_Record set_:
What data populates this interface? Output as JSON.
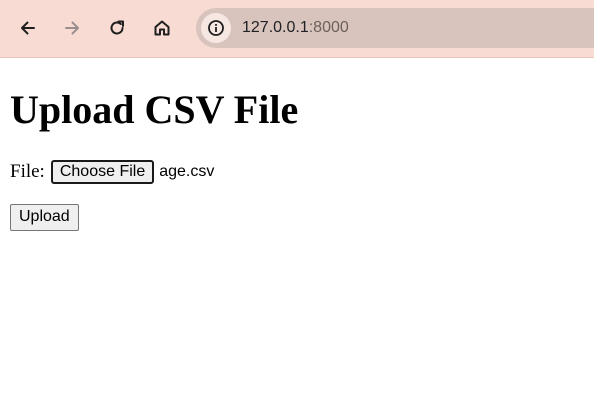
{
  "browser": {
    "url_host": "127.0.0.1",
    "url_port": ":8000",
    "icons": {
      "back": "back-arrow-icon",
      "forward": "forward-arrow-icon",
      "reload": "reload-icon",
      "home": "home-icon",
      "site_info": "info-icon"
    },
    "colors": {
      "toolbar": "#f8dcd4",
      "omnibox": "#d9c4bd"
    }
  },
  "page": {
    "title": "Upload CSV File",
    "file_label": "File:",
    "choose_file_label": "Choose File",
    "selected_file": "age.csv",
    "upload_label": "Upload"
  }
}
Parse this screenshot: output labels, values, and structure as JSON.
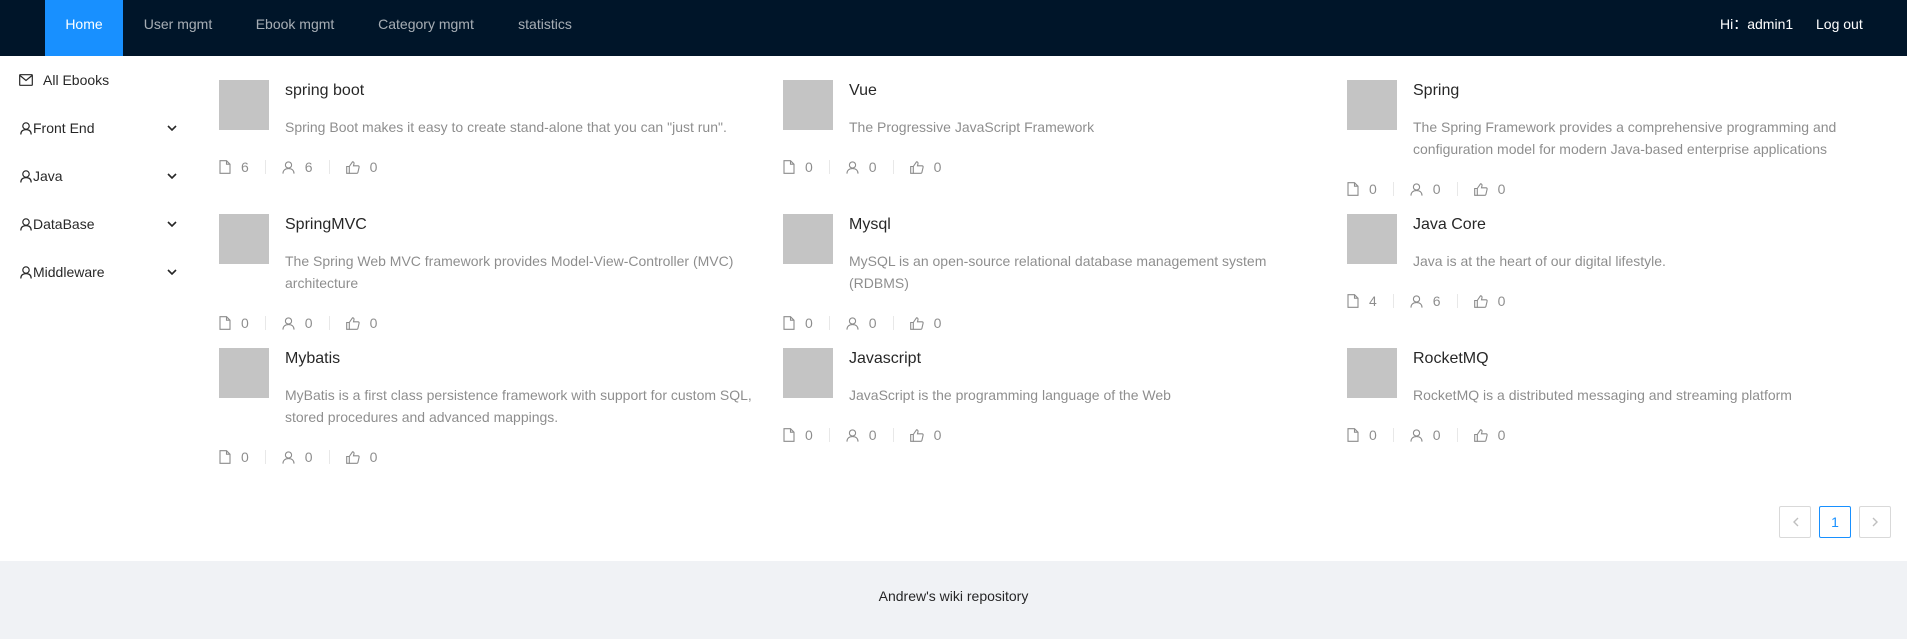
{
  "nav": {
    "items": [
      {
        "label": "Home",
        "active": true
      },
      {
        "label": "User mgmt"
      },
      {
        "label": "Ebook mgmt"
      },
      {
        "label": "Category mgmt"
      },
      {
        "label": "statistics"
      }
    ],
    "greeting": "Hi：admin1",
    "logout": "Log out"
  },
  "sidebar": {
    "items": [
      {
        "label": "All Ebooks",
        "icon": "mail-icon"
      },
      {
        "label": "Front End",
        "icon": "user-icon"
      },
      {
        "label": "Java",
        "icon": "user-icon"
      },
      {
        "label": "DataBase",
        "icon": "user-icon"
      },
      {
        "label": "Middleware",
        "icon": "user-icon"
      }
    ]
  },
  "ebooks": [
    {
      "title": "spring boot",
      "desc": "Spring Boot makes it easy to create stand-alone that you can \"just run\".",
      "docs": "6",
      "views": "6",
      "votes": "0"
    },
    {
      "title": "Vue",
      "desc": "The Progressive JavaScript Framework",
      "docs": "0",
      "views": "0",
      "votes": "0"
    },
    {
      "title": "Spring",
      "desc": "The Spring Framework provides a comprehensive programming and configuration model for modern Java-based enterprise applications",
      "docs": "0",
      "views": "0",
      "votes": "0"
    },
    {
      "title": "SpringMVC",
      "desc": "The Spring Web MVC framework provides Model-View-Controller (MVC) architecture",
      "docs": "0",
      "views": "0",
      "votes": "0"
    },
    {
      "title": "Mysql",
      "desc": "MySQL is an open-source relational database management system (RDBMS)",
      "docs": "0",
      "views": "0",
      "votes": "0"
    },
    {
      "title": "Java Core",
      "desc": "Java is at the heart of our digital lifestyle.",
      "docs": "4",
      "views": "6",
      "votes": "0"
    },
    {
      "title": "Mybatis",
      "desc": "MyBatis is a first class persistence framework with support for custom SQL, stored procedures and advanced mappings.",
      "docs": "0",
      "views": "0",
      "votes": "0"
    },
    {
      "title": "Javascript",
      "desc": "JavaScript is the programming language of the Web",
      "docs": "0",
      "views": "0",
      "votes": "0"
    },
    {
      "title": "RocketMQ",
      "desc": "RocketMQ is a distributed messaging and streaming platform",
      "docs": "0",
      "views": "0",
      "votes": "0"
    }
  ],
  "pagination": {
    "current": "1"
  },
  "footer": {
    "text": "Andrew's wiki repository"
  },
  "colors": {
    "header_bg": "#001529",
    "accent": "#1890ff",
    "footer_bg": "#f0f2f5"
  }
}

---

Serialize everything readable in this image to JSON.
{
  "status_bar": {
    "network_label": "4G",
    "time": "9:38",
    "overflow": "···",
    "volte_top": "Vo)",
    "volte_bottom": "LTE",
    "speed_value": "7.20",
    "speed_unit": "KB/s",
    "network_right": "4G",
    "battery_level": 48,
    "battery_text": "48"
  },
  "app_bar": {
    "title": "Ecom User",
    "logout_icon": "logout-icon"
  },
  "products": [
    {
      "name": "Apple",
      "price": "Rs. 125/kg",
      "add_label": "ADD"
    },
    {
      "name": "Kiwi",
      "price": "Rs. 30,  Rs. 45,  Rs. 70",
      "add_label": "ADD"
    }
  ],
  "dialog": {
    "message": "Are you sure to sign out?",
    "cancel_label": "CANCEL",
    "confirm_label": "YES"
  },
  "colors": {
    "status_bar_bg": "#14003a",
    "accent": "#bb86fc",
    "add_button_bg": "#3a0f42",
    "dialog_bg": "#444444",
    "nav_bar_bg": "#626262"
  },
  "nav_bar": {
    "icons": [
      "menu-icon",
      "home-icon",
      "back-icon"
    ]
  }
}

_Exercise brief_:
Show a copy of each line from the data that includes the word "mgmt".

_Solution for this task_:
        "label": "User mgmt"
        "label": "Ebook mgmt"
        "label": "Category mgmt"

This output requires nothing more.